Sharlto Copley Discusses The "Poor Man's Mo-Cap" Of Neill Blomkamp's 'Chappie'

Actor Sharlto Copley and director Neill Blomkamp broke through on a global scale together with District 9, and then went Hollywood together with Elysium. Now they're teaming up a third time for Chappie, which Copley says finally has them "finding our stride."

In a new interview, Copley discusses his "child-like robot" character and the "poor man's motion-capture" being used to animate him. Hit the jump to read his comments.

I think we're finding our stride now on this third film, sort of going back to a smaller style of filmmaking. I'm doing the lead again... I'm playing a light character... A child-like robot, which is great. He only gets to about nine years in his emotional development. I got to run around in one of the most dangerous cities in the world being a child. It was awesome.

As enjoyable as the experience was for Copley, it's not his body we'll be seeing on the screen. Not exactly, anyway.

The part that's blowing my mind is that they're animating over my movements. So they're using absolutely everything I do in a sort of poor man's motion-capture style. I was never sure how this would translate, but the amount of me that is in the character is incredible... It's quite an amazing experience because you've created something totally different now. All you've had to focus on as the actor is the behavior. The essence of this being not all concerned about their appearance, which you normally would be concerned about as an actor.

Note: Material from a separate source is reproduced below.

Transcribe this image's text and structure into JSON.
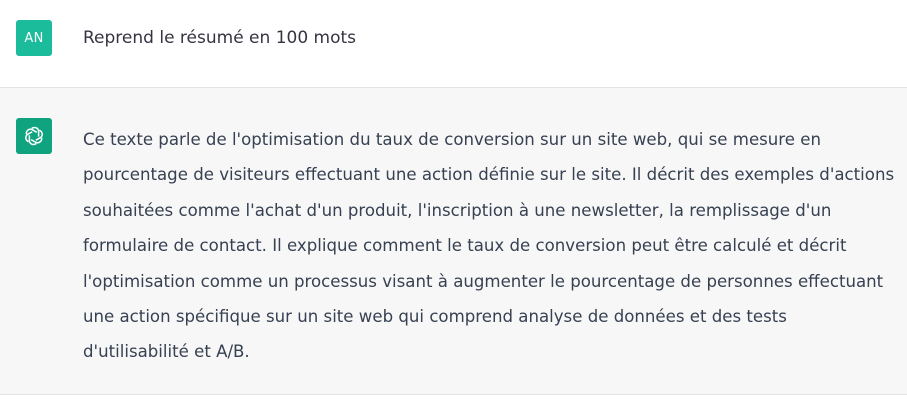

But Copley suspects most people won't be able to tell.

I can see in a little sequence if there's half a second that there's a stunt guy [instead of me]. I can tell that it's the stunt guy from the animation. I can tell that it's the stunt guy there, because he moves slightly different than me. Because the performance is movement-based. The audience won't see it, but I see it.

There's no denying that motion capture adds a little something extra when used well (see Andy Serkis' career for proof) but not every film needs it. And with District 9, Blomkamp's already proven that he make creative use of a lower budget. We'll see how the "poor man's mo-cap" turns out when Chappie opens March 6, 2015.